## BRIEF
Below are the records. Gather each line that holds "Demo".
(GIVEN INFORMATION)
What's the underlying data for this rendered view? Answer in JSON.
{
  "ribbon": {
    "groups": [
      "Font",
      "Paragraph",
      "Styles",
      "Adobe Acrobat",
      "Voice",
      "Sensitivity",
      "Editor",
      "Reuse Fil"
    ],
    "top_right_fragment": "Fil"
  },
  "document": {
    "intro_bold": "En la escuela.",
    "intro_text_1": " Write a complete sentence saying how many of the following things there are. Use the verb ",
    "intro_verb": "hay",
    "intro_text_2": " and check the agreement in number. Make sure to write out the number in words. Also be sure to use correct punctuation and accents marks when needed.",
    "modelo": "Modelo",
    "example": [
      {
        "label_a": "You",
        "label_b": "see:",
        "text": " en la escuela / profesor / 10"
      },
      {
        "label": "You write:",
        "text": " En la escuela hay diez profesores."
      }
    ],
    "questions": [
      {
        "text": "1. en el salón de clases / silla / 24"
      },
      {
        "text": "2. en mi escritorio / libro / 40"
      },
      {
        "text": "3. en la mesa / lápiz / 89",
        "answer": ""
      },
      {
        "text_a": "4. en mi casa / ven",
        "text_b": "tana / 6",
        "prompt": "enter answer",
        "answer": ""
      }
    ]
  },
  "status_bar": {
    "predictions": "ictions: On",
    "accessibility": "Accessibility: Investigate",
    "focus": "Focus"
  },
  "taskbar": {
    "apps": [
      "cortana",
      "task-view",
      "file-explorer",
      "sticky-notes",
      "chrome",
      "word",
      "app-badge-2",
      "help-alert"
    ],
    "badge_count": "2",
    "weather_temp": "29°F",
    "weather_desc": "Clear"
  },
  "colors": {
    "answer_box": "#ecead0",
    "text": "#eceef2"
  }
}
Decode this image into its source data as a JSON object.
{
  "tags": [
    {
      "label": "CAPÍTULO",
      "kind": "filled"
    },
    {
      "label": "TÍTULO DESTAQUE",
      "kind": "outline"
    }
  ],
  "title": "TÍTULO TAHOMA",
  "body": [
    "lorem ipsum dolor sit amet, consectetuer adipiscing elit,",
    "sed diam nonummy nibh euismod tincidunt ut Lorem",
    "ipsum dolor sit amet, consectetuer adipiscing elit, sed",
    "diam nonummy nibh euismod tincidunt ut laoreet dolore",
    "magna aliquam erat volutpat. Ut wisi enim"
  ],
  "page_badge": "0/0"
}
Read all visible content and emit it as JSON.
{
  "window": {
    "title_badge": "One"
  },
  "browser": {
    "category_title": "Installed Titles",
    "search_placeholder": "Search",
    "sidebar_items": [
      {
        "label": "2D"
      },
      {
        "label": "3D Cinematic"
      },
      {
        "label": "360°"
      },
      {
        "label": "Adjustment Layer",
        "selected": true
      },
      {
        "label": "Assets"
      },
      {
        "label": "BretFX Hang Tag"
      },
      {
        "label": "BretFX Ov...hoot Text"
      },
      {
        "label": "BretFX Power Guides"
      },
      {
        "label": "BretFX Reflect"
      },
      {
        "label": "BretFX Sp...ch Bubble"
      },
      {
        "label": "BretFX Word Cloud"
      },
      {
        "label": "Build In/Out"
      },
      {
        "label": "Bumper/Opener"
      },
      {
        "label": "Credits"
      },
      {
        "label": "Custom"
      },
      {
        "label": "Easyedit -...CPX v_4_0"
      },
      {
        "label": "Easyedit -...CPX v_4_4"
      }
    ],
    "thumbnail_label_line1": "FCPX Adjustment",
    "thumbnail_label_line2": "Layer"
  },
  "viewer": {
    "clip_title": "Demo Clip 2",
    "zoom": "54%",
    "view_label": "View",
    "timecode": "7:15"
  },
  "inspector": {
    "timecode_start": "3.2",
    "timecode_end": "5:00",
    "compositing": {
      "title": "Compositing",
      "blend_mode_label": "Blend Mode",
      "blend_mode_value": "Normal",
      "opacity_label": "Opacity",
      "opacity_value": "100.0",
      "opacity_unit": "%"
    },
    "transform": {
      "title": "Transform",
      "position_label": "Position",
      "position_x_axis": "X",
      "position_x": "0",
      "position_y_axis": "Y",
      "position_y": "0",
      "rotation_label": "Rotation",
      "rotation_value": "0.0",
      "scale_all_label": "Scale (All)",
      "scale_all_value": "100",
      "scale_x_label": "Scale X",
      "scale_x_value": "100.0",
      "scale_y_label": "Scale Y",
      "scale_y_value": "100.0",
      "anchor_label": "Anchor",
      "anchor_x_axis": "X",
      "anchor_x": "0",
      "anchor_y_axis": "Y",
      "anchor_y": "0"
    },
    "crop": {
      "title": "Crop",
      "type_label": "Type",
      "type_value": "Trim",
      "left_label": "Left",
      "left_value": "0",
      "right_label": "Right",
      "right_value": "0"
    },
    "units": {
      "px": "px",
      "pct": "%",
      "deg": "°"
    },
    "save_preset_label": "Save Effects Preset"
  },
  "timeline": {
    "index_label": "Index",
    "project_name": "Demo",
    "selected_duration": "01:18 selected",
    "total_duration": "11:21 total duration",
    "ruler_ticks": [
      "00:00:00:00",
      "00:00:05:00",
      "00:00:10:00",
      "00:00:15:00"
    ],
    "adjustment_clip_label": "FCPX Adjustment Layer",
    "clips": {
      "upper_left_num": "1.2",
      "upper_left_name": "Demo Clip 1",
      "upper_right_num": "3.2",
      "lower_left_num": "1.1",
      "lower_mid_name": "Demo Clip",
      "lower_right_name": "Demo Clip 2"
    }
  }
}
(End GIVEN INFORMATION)
## OUTPUT
    "clip_title": "Demo Clip 2",
    "project_name": "Demo",
      "upper_left_name": "Demo Clip 1",
      "lower_mid_name": "Demo Clip",
      "lower_right_name": "Demo Clip 2"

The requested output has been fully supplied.